MANITOWISH WATERS - When the end of September hits, the machines come out, and it's time to harvest.
"All of our products are grown specifically for the craisin market," said Steven Bartling, co-owner of Bartling's Manitowish Cranberry Company.
Steven and his brother own a cranberry farm in Manitowish Waters, and they're the fourth generation to run the property.
"It's really a family ordeal. It was started by my great-grandfather in 1946," said Bartling.
Cranberry growing is a year-round job, but when fall harvest rolls around, things get a little busier.
The harvest lasts for about three and a half weeks for eight to 10 hours a day.
Steven focuses on growing and harvesting, but this year the economic side of the cranberry business took a hit.
"Primarily we're just getting much better at growing them than selling them," said Wisconsin State Cranberry Growers Association Executive Director Tom Lochner.
This year the USDA said farmers will only be able to sell 75 percent of their total product in the market. With too much supply and not enough demand, people in the industry knew they had to do something to control the market. But the other 25 percent won't necessarily go to waste.
"They could use it as animal feed, it could be used as a soil amendment, but they'll find a way to utilize it outside of competitive markets," said Lochner.
The USDA hopes that by reducing what farmers are selling, the supply and demand will even out soon.
The order might be a pain for farmers like Steven in the short run, but in the long run it will just mean all of the farm's ripe cranberries can be enjoyed and Steven and his family can keep doing what they love.
"It's a lifestyle.
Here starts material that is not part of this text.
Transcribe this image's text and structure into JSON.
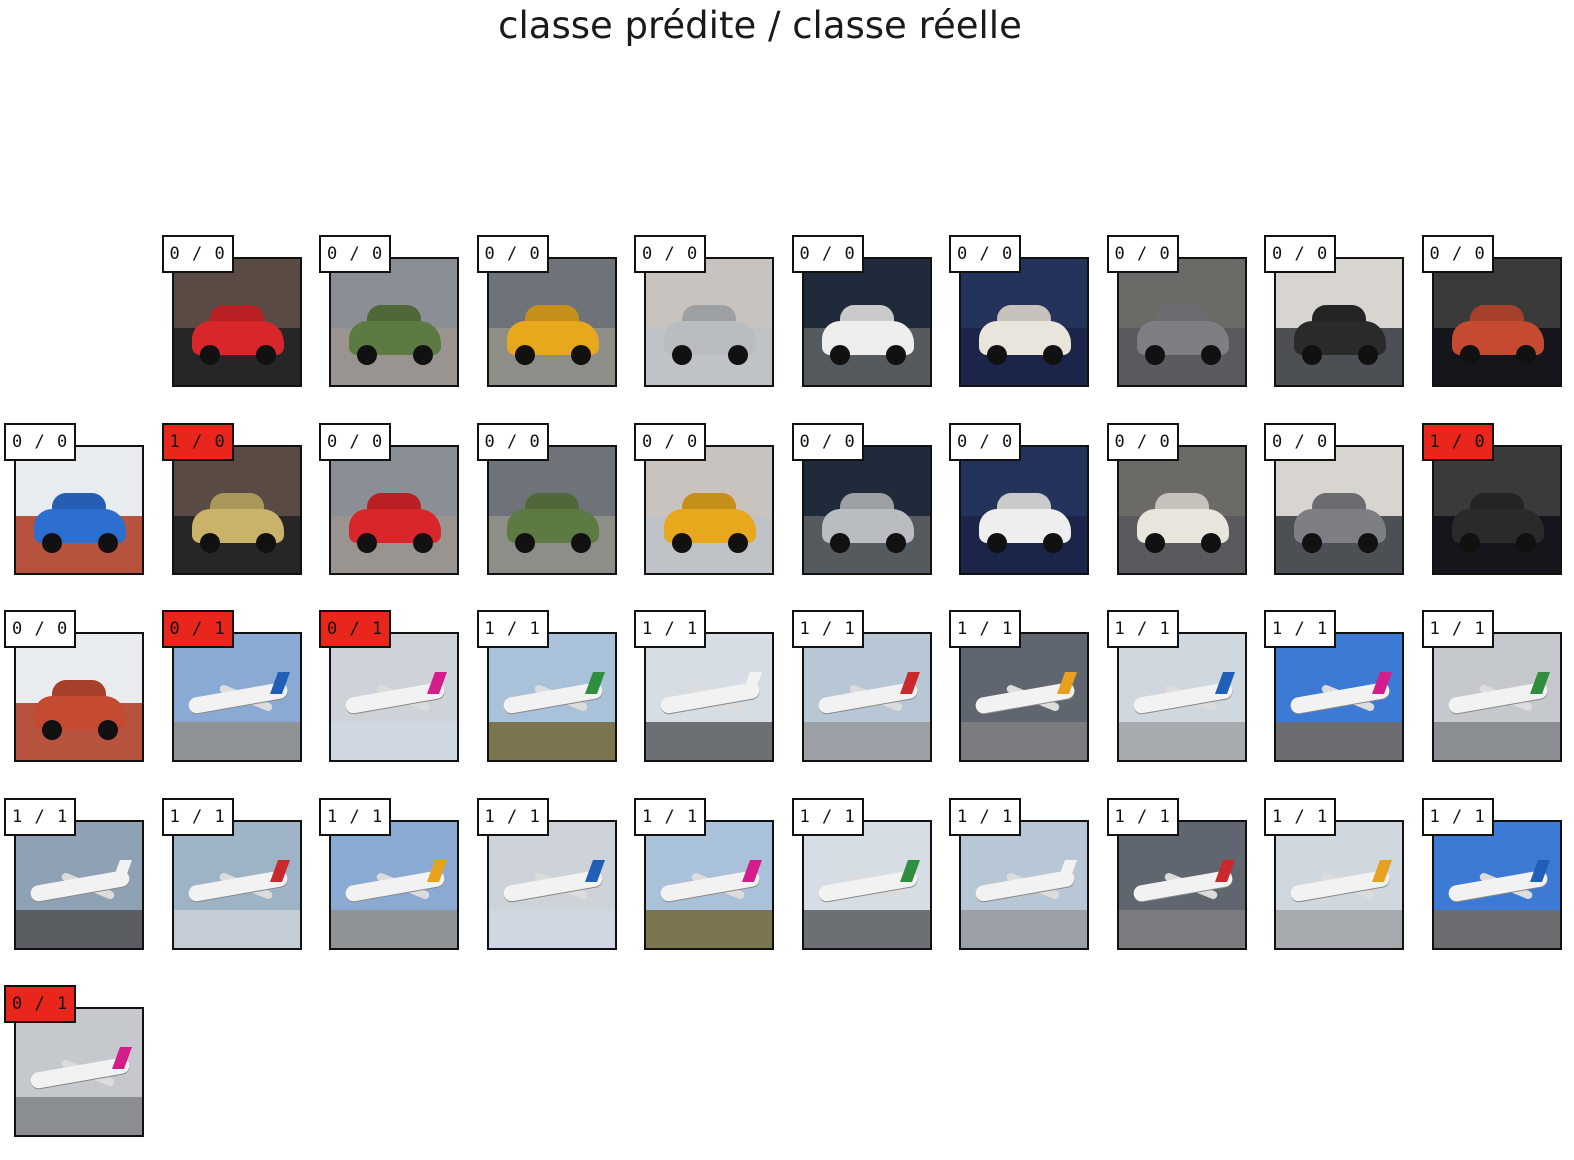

You really get to live it, do it, be it. What a great thing to do in the Northwoods," Steven said.